Need help? Call our helpline

5pm–midnight, 365 days a year
Need help? Call our helpline 0800 58 58 58
or Use our WEBCHAT.

UK’s first Suicide Prevention Minister: how we got here

This week’s appointment of a Minister For Suicide Prevention marks a monumental win for the CALM movement – but it’s an important move for everyone in the UK.

Around 6,000 lives are lost to suicide in the UK every year. 76% of those are male, which makes suicide the biggest killer of men under 45. Suicide has a huge emotional impact – on families, communities and on society as a whole. Government figures estimate the cost of each suicide at £1.67 million, but we know the real cost is the devastation each and every suicide leaves behind.

Along with a free helpline and webchat for men in crisis, CALM has been banging the drum about the impact of suicide for over a decade. We work daily with bereaved people who are passionate about saving lives, and challenge a culture that can prevent men seeking help.

In the last few years especially, we’ve made huge progress in getting the issue of suicide on the public agenda, but this week’s news is the one of the most important steps in CALM history. Together we made real change, here’s how:

1. #Project84: our biggest ever campaign

#Project84, launched in March, was our biggest campaign ever. With the help of families bereaved by suicide, sculptor Mark Jenkins, ITV’s This Morning and Harry’s, we galvanised public awareness that 84 men a week lose their lives to suicide in the UK.

2. People power: a petition for change

As part of #Project84, we worked with Matthew Smith, who tragically lost his brother Dan to suicide, to launch a petition on Change.org calling on government to deliver ministerial responsibility for suicide prevention and bereavement support.

3. The Government listens – CALM works with Number 10.

The petition took off and garnered almost 400,000 signatures. The government took heed, and invited CALM to Number 10 to work through opportunities and think about what the role of a Minister for Suicide Prevention might look like.

4. Win! Government answers CALM’s call.

On #WorldMentalHealthDay we made real, monumental change. The Government answered CALM’s call by appointing the UK’s first ever Minister for Suicide Prevention,

5. An emotional day

Here is Matthew talking about the news this week ? (SPOILER: He’s chuffed.)

6. A proud movement

This is a huge step forward. To every single runner, campaigner, supporter, fundraiser, volunteer, retweeter, petition-signer and general CALM rabble-raiser who made it possible: from all of us here, THANK YOU. ?

So what’s next? In a nutshell, we’ll work with this new position to:

1. Destigmatise the issue of suicide and its impact.

2. Bring people together to tackle this societal issue as a national priority.

3. Accelerate and elevate suicide prevention work which saves and changes lives.

This is just the beginning.

Having a Minister for Suicide Prevention will help us work more effectively: by implementing quality standards for suicide prevention across the UK, building better understanding through data, and shining a light on the most impactful efforts to reduce suicide rates.
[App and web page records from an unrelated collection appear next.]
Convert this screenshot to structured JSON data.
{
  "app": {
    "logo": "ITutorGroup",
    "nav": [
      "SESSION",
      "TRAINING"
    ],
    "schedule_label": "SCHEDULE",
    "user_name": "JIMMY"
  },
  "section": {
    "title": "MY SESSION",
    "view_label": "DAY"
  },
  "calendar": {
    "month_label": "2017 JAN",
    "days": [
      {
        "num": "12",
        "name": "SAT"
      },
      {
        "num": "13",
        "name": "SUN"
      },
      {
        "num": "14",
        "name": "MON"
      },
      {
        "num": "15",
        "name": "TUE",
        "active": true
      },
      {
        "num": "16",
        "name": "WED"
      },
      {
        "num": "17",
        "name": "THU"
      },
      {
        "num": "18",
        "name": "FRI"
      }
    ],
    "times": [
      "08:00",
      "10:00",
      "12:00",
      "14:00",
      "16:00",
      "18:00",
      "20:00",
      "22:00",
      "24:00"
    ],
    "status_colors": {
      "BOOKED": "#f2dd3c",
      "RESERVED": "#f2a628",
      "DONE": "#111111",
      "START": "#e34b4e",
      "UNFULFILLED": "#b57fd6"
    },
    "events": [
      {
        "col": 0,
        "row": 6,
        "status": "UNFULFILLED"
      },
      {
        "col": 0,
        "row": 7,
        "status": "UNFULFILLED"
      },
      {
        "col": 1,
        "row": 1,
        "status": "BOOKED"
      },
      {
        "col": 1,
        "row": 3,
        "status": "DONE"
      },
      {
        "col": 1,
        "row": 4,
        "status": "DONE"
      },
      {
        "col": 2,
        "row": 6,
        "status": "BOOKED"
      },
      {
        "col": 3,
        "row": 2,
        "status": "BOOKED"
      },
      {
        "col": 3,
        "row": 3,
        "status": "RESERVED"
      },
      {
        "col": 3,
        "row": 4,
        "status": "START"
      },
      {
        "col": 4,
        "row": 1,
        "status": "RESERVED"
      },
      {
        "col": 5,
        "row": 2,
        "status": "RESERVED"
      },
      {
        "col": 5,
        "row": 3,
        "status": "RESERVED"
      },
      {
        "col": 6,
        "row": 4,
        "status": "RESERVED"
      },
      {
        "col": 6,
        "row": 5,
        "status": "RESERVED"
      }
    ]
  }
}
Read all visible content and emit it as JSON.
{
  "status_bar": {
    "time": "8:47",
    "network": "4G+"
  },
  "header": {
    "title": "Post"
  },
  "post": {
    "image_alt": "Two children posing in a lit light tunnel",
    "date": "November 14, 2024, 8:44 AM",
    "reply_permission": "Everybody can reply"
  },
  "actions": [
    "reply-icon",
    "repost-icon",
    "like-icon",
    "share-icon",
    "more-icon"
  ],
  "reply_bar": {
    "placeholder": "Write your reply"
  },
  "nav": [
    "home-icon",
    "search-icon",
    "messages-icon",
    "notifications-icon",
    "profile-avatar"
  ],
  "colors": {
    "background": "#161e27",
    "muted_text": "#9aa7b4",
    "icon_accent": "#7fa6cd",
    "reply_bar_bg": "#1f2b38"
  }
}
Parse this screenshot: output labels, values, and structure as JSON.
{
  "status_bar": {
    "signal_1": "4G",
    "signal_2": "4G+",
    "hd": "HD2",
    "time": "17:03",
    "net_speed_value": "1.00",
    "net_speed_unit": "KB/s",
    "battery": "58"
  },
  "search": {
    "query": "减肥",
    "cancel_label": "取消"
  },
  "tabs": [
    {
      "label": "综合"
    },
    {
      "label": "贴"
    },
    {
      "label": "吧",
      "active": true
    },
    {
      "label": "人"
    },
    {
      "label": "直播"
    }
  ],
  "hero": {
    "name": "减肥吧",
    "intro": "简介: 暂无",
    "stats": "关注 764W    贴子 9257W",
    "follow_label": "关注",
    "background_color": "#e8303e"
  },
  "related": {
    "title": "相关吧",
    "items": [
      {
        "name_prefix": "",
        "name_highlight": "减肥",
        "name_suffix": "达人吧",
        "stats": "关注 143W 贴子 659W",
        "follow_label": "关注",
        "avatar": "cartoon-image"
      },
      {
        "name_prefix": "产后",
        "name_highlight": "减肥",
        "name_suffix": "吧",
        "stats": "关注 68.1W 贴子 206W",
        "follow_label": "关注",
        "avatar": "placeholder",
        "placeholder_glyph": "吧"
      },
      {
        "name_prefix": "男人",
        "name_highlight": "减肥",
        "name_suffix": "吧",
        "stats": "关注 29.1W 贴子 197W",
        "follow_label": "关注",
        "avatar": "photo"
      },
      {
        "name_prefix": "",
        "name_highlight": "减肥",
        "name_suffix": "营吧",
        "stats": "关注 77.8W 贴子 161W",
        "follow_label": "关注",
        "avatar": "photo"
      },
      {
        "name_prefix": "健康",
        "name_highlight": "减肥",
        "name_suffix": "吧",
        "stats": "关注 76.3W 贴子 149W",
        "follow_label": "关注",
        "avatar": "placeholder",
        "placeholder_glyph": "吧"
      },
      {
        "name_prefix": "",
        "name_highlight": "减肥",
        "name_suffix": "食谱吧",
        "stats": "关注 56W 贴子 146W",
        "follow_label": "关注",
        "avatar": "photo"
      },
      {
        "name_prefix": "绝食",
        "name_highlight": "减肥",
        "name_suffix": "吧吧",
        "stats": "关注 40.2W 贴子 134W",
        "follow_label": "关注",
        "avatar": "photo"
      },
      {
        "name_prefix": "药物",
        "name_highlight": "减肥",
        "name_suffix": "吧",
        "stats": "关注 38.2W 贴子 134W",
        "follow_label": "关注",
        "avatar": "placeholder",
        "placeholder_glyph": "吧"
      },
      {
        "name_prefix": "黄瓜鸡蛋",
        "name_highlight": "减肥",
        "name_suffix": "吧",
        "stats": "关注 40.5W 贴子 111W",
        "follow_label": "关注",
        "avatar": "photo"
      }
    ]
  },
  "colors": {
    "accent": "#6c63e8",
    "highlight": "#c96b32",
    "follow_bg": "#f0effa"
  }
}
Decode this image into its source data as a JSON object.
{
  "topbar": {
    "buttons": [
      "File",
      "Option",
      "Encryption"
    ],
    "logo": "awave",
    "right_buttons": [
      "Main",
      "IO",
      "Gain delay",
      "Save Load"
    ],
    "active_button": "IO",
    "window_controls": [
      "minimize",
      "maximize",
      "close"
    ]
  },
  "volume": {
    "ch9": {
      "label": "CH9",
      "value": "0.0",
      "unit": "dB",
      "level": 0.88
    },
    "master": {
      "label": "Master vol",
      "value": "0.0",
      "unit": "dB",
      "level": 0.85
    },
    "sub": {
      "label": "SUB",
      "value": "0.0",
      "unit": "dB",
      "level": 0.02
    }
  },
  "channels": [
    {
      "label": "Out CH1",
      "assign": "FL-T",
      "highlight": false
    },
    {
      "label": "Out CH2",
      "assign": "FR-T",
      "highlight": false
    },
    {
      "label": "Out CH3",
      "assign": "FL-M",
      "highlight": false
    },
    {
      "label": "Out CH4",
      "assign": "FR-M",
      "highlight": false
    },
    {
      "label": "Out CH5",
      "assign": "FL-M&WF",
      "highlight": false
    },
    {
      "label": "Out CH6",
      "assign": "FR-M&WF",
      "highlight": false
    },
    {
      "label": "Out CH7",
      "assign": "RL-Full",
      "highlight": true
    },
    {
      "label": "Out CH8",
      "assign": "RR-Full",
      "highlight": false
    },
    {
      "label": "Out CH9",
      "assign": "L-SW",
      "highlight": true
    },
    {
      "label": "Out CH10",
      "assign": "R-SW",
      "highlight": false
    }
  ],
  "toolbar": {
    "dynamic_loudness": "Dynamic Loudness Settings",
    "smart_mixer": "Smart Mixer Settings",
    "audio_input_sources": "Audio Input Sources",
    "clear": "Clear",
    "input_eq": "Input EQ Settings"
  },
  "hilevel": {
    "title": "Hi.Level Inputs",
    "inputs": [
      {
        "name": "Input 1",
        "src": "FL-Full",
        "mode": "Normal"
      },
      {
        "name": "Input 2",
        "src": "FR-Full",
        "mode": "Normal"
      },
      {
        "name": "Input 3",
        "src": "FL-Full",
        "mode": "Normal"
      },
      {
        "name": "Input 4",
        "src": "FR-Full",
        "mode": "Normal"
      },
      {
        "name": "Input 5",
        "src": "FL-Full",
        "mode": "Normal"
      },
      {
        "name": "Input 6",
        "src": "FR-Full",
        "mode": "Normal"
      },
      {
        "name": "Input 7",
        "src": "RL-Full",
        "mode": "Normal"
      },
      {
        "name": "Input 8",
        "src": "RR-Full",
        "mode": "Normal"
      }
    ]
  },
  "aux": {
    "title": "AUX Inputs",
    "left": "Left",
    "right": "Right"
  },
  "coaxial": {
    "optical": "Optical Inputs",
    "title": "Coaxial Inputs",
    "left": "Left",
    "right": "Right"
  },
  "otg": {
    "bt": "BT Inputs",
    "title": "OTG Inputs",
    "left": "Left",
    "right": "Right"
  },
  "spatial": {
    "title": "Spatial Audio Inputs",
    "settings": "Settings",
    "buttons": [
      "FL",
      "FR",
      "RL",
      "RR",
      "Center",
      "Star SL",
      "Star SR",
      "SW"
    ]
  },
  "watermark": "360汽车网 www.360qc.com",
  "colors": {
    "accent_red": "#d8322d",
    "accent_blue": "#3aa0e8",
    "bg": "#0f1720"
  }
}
There is no quick-fix solution to the problem of suicide and the immense pain of bereavement, but this is a very important step forward. We won’t be slowing down the pressure to deliver anytime soon. Onwards!

Share the news

Retweet | Share on Facebook

More from CALM

Sorry, an error occurred.

This form is not available.


Need support?

Have you been affected by suicide? The Support After Suicide Partnership is a hub for anyone bereaved or affected by suicide where you can find emotional and practical support.

If you or someone you know is struggling, CALM’s helpline and webchat are open daily 5pm-midnight. Get access here.

Related issues

Disclaimer: The views expressed in this article or in the comments below, are not those held by CALM or its Trustees unless stated, and liability cannot be accepted for such comments. We encourage friendly and constructive debate, but please don't share personal contact details when commenting and exercise caution when considering any advice offered by others. We don’t allow abusive, offensive or inappropriate comments or comments that could be interpreted as libellous, defamatory or commercial and we will remove these without warning as and when we find them.

Related Articles